PROBLEM REQUIREMENTS:
Restate each entry below exactly; pictures stay out of the copy.

DATA PROVIDED:

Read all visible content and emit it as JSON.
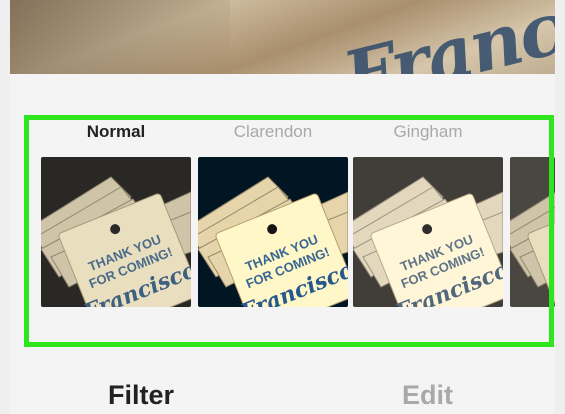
{
  "preview": {
    "image_icon": "photo-preview",
    "script_text": "Francisco"
  },
  "filters": [
    {
      "name": "Normal",
      "state": "active"
    },
    {
      "name": "Clarendon",
      "state": "inactive"
    },
    {
      "name": "Gingham",
      "state": "inactive"
    }
  ],
  "thumbnail_text": {
    "line1": "THANK YOU",
    "line2": "FOR COMING!",
    "script": "Francisco"
  },
  "tabs": {
    "filter_label": "Filter",
    "edit_label": "Edit"
  },
  "colors": {
    "highlight": "#2de61e",
    "active_text": "#222222",
    "inactive_text": "#a9a9a9"
  }
}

EXERCISE ANSWER:
Read all visible content and emit it as JSON.
{
  "preview": {
    "image_icon": "photo-preview",
    "script_text": "Francisco"
  },
  "filters": [
    {
      "name": "Normal",
      "state": "active"
    },
    {
      "name": "Clarendon",
      "state": "inactive"
    },
    {
      "name": "Gingham",
      "state": "inactive"
    }
  ],
  "thumbnail_text": {
    "line1": "THANK YOU",
    "line2": "FOR COMING!",
    "script": "Francisco"
  },
  "tabs": {
    "filter_label": "Filter",
    "edit_label": "Edit"
  },
  "colors": {
    "highlight": "#2de61e",
    "active_text": "#222222",
    "inactive_text": "#a9a9a9"
  }
}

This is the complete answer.